Gov. DeSantis also directed that local government bodies have the option to use communications media technology for meetings such as telephonic and video conferencing. He specified that the order did not waive any other requirement of the Florida Constitution or the Sunshine Law.

Closing of gyms and restaurant dining rooms, rules for alcohol sales by food establishments

An additional March 20 executive order, EO 20-71, required gyms to close down—and limited restaurants to providing delivery and take-out services, with no on-premises food consumption by customers allowed.

The order also provided for suspension of an existing restriction on specially-license food service establishments that derive at least 51 percent of gross food and beverage revenue from food and non-alcoholic beverage sales. Florida Statutes currently state that these businesses, “may not operate as a package store and may not sell intoxicating beverages under such license after the hours of serving or consumption of food have elapsed.”

EO 20-71 provided for this prohibition to be suspended under certain conditions, among those that the alcoholic beverages sold be “in a sealed container for consumption off-premises” and that food be included with the same order as the alcoholic beverage.

The order also specified that stores and vendors currently providing sealed containers of alcoholic beverages for off-premises consumption are allowed to continue these sales for off-premises consumption.

Prohibition on non-emergency medical surgeries/procedures

In order to conserve medical supplies and resources for response to the COVID-19 emergency, Gov. DeSantis directed in another March 20 executive order (EO 20-72) that health care practitioners refrain from providing any surgery or procedure that is “medically unnecessary, non-urgent or non-emergency…”

“Accordingly, all health care practitioners licensed in the State of Florida, including dentists, shall immediately cease performing these elective services,” according to the order.

The order lists some endoscopy, most cataract and lens surgeries, non-urgent spine and orthopedic surgeries, and cosmetic procedures as being among procedures to be delayed while the order remains in effect.

Broward County and Palm Beach County closures

Also issued on March 20 was an executive order applying to Broward and Palm Beach counties.

Gov. DeSantis noted in the order (EO 20-70) that the two counties “seek to harmonize with Miami-Dade County which has already restricted access to venue and closed its beaches to public access due to the risk of community spread (of COVID-19).”

The order directs the closing of on-premise services to customers at all Broward County and Palm Beach County restaurants, bars, banquet halls, breweries, cafeterias and any other alcohol and/or food service businesses with seating for more than 10 people. The measure however provides for the businesses to operate their kitchens for delivery services.

For grocery stores, pharmacies, gas stations and convenience stores with seating for 10 people for alcohol and/or food service, the order’s restrictions apply to the sections of the business providing these services.

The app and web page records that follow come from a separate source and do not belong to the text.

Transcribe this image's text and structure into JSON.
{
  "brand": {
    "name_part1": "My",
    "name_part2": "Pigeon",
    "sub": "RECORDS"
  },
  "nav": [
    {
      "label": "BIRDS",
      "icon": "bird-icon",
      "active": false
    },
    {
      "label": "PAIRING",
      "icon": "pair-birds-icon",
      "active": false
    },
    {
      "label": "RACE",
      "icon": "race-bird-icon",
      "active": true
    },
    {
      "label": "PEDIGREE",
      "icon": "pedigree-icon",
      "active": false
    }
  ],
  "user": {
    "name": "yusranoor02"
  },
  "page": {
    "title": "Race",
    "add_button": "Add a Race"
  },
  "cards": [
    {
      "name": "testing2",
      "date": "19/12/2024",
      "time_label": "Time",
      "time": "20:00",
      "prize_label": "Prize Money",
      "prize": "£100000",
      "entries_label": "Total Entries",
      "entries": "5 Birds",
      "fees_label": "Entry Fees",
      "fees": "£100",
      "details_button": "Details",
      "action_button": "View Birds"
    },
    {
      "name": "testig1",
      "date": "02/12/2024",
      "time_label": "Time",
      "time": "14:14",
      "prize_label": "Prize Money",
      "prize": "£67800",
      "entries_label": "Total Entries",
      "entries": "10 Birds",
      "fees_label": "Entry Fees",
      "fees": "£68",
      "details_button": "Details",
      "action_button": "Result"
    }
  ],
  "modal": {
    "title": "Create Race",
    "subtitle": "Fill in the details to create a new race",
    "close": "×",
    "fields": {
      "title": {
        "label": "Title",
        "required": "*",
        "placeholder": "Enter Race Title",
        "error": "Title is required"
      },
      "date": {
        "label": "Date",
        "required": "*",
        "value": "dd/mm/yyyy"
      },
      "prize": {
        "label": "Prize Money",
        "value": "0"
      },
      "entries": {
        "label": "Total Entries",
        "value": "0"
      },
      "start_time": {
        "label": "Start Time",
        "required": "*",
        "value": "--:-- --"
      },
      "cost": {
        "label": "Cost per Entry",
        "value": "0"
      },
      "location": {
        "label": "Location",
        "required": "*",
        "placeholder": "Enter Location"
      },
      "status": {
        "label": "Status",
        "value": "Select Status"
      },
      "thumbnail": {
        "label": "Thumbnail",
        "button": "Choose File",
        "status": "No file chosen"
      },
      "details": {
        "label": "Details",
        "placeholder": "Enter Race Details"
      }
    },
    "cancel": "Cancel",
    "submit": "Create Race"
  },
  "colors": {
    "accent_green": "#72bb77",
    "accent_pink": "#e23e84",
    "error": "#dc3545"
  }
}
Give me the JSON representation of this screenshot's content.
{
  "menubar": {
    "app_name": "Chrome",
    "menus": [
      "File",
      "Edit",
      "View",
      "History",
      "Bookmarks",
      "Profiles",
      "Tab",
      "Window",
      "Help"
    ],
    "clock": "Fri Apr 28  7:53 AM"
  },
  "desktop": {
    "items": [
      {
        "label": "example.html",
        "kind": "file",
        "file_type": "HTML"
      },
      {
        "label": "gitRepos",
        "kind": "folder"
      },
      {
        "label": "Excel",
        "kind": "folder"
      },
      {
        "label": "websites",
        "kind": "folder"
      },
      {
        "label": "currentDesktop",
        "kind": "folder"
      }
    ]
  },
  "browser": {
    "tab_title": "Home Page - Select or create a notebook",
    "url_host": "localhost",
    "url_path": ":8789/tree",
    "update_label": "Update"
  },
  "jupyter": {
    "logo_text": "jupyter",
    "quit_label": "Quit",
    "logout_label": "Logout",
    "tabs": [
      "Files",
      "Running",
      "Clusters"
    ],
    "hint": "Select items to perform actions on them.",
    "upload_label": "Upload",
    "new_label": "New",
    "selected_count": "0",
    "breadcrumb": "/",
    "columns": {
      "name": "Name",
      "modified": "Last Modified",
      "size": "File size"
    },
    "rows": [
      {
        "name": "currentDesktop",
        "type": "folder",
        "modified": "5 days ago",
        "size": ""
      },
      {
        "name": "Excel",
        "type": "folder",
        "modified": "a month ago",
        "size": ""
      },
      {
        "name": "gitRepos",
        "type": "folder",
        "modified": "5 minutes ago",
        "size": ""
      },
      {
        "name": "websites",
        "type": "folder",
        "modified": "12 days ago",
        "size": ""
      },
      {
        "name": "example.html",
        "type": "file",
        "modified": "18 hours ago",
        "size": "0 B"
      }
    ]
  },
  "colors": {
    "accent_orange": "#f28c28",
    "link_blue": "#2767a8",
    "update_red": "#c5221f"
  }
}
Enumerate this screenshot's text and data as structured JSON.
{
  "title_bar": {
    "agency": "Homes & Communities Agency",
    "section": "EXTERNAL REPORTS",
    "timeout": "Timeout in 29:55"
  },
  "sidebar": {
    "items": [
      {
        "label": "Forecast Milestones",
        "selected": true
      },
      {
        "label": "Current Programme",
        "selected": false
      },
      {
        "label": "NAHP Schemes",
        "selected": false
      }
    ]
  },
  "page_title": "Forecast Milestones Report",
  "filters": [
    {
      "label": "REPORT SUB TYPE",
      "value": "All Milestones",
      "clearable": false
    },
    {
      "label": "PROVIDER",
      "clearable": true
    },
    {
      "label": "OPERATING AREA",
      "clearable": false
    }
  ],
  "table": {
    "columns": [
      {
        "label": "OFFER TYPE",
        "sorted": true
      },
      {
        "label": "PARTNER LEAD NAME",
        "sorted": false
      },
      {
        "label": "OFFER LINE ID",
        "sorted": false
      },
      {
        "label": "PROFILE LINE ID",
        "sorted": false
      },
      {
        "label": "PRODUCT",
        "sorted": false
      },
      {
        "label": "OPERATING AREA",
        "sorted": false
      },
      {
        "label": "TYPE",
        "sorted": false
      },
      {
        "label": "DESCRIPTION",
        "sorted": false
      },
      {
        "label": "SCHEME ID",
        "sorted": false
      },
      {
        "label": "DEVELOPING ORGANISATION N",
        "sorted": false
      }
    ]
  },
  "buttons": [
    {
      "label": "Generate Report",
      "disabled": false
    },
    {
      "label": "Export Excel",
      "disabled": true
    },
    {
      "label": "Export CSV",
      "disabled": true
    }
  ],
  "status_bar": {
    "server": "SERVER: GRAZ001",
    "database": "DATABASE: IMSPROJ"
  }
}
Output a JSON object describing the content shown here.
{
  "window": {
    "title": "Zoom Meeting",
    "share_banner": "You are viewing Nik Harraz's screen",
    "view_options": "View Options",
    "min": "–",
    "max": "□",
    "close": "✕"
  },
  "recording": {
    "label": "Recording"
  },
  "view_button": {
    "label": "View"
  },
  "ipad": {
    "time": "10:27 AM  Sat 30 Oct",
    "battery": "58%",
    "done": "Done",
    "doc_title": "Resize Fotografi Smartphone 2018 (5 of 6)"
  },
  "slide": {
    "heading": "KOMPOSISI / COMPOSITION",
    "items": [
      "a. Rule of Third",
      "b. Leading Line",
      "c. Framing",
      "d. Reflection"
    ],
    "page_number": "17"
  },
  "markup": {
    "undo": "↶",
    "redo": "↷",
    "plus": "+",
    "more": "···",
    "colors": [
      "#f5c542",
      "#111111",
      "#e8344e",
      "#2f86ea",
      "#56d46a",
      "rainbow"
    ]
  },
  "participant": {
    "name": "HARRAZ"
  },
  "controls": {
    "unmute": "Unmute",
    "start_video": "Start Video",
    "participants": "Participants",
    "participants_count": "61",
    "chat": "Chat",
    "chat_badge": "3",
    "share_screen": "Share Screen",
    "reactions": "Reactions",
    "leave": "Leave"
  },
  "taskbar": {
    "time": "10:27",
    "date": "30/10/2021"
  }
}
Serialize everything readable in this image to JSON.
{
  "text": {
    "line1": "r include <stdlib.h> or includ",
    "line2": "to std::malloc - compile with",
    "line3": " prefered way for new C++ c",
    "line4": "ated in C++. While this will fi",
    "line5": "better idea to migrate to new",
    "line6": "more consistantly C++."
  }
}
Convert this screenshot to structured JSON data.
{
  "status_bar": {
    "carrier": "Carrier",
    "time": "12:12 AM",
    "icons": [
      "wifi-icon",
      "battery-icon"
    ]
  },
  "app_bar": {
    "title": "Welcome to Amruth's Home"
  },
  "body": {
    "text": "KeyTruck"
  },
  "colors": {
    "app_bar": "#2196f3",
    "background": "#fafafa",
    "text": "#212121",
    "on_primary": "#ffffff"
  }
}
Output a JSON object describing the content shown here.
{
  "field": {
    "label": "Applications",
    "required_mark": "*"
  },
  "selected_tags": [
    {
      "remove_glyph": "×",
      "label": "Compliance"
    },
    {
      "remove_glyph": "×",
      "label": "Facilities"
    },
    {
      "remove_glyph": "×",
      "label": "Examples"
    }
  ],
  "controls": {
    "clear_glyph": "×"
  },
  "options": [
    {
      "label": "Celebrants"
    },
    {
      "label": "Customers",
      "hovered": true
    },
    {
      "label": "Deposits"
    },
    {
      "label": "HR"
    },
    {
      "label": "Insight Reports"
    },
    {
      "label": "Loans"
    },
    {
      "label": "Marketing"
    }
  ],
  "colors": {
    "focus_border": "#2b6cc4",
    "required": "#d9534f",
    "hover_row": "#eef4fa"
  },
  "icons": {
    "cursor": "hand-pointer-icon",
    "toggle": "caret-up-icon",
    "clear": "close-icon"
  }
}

Exempted from the order are restaurants in connection with “essential services” such as airports, port facilities, and hospitals.

The order also provides for the closure of not only beaches within the two counties but movie theaters, concert houses, auditoriums, playhouses, bowling alleys, arcades, and gyms. 

Residential building amenity gyms, those in fire or police stations, those within single-occupant office buildings, and those set up for 10 persons or less in connection with hotels are exempt from the order.

EO 20-70 provides for administrators of the two counties to modify or remove the stated closures.

The executive orders may be viewed online at: https://www.flgov.com/2020-executive-orders/